While the U.S. Supreme Court's decision in China Agritech v. Resh is clearly a win for class action defendants, one might fairly question how broad an application the decision itself may have. Its real significance likely lies in what it conveys when viewed together with the court’s other recent decisions restricting both equitable tolling and class actions, say Noelle Reed and Austin Winniford of Skadden Arps Slate Meagher & Flom LLP.
For close observers of the Foreign Agents Registration Act, the June 8 release by the U.S. Department of Justice of over 50 FARA advisory opinions was a watershed. These opinions offer an unprecedented glimpse into how the FARA Registration Unit interprets the law, say Brian Fleming and Andrew Herman of Miller & Chevalier Chtd.
The deadline for appealing the Fifth Circuit's decision on the amended fiduciary rule to the U.S. Supreme Court expired on June 13, and — pending the Fifth Circuit's mandate ordering the U.S. Department of Labor to officially strike it down — the rule is no more. So, what now? Will the clock be turned back to an earlier time? Maybe not completely, say Andrew Oringer and Aryeh Zuber of Dechert LLP.

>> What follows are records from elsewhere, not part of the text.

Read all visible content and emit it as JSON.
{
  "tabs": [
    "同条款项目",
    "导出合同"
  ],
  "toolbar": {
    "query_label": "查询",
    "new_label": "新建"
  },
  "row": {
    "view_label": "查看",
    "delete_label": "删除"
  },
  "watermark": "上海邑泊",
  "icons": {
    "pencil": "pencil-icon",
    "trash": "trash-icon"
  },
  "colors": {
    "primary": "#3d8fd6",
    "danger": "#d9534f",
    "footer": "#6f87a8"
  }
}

Since reaching full strength in April, the Public Company Accounting Oversight Board has wasted little time in charting a new course for the audit regulator, starting with a 360-degree review and the departure of several senior staff. Among other things, the board is contemplating drilling more deeply into firms’ quality control systems, says Robert Cox of Briglia Hundley PC.